Stored data:

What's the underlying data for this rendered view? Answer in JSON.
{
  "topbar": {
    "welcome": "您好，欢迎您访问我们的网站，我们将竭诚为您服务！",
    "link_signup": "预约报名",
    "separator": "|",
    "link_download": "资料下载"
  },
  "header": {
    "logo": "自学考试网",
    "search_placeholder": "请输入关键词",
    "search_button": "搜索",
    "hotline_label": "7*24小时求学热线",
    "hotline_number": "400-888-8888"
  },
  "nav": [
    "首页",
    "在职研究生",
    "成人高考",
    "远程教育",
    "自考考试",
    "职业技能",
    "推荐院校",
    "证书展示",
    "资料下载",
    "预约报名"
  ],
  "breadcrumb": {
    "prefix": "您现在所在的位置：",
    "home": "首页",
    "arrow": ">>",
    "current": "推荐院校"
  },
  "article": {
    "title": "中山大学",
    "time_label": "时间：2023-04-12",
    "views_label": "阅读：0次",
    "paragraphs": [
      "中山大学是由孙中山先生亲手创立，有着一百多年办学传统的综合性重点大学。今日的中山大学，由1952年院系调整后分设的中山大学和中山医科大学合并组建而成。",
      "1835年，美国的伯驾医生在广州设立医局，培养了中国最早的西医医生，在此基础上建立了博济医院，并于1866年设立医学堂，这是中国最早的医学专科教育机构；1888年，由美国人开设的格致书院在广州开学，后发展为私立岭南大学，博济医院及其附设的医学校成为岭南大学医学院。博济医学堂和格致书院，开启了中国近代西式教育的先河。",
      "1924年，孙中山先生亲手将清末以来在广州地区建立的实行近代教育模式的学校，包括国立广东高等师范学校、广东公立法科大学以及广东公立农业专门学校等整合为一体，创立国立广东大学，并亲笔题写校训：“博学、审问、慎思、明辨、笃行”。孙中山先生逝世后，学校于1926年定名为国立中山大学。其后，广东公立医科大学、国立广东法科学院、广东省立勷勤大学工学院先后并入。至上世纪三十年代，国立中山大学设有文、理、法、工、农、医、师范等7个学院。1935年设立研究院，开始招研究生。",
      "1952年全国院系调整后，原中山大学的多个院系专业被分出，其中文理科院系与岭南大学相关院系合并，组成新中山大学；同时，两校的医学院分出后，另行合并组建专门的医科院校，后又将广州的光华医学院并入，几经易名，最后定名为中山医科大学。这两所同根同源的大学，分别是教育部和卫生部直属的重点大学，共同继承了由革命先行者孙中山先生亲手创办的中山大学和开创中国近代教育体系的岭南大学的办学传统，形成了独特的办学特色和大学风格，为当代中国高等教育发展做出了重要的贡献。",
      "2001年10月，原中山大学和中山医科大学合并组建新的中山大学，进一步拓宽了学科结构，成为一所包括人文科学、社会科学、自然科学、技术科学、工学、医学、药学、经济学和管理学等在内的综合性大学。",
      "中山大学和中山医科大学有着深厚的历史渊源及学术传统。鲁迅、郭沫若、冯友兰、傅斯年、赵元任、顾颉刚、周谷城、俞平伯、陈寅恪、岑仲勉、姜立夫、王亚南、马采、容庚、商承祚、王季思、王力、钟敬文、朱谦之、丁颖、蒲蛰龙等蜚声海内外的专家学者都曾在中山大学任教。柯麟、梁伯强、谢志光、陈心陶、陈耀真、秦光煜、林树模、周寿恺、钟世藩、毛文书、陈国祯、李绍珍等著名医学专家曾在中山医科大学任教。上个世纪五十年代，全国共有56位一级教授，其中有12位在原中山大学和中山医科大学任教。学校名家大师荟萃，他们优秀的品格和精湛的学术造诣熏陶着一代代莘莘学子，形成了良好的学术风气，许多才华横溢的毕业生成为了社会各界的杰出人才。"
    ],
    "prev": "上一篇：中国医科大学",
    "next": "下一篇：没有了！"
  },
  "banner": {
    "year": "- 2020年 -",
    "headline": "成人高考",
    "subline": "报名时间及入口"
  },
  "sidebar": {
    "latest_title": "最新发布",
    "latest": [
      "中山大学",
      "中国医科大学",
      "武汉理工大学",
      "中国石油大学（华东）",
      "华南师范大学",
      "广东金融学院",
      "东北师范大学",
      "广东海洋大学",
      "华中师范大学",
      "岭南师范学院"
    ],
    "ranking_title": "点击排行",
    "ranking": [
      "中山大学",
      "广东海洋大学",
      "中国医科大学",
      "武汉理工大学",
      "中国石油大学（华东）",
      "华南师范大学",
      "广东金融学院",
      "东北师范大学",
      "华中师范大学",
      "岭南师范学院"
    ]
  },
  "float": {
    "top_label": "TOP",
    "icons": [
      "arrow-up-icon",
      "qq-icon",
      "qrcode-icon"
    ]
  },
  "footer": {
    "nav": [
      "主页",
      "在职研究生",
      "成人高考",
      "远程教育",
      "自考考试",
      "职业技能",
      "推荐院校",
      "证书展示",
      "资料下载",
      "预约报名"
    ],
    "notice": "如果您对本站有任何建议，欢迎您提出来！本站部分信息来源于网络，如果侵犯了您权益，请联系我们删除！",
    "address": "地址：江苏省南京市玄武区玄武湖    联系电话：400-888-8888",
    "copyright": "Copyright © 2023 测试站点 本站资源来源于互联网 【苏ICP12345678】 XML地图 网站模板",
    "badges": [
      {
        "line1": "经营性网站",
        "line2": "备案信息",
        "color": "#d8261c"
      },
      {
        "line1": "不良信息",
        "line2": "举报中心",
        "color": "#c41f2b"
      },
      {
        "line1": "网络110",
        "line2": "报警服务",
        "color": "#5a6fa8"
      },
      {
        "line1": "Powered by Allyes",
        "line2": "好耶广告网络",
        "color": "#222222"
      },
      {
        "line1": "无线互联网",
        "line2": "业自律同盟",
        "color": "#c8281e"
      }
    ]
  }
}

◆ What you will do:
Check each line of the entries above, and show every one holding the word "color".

◆ Output below:
        "color": "#d8261c"
        "color": "#c41f2b"
        "color": "#5a6fa8"
        "color": "#222222"
        "color": "#c8281e"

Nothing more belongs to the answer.